Agencies shouldn’t start a war of attrition against Advertisers, but rather solidify their currency. Value Add, Makegood (J), etc. are all negotiation tactics that in the long term cheapen the Agency currency. Even if Advertisers bring Search and Social (to some extent) in-house, they’ll likely still need resources in order to execute the strategies that the handsomely paid Marketing Director of Company X creates. Regardless of whether the future of a digital agency will shift to focus on just technology, execution, or just strategic work –Agencies did it to themselves to leave their future so uncertain.

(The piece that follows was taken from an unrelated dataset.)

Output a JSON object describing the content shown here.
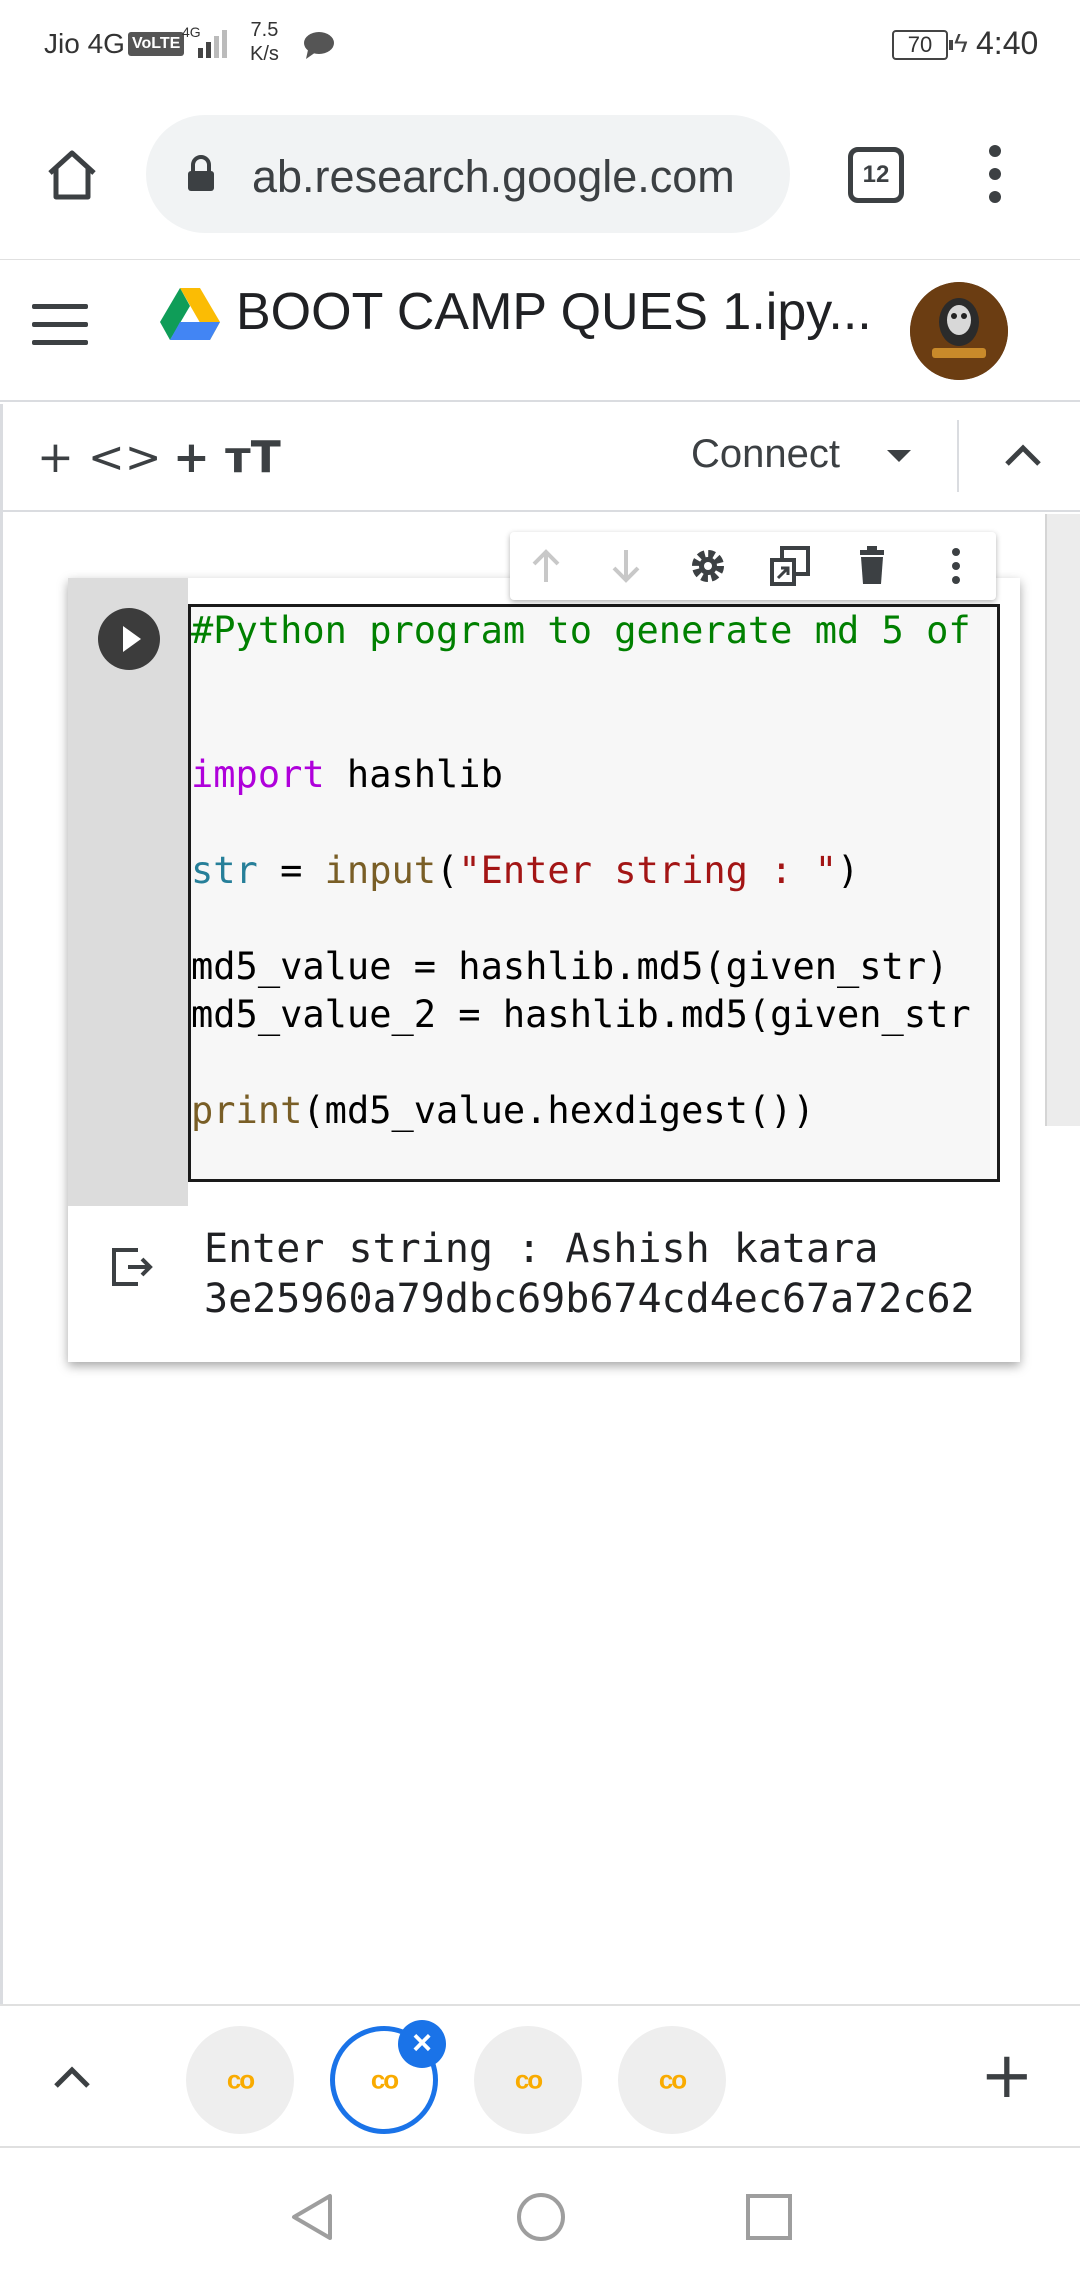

It is not inconceivable to suggest however that Advertisers start being in more control of what execution happens. Let’s face it, executing *can* be a low margin business and the majority of advertisers aren’t going to absorb the capital expense to do this. What they will start doing is being more involved in the brand direction through the digital channels; being more involved in data management / distribution; creative / brand messaging etc. Whilst performing this role in-house, the agency model could then be under threat if you see a wave of specialized vendors doing the executing. Managed services from tech companies should start sending shivers down agencies spines. But given these companies are leveraged to the tunes of double digit millions, don’t expect their investors to let them work to the same margins as most agencies. The question becomes can good quality execution be managed by agencies in the future when continuing to work to sliding margins?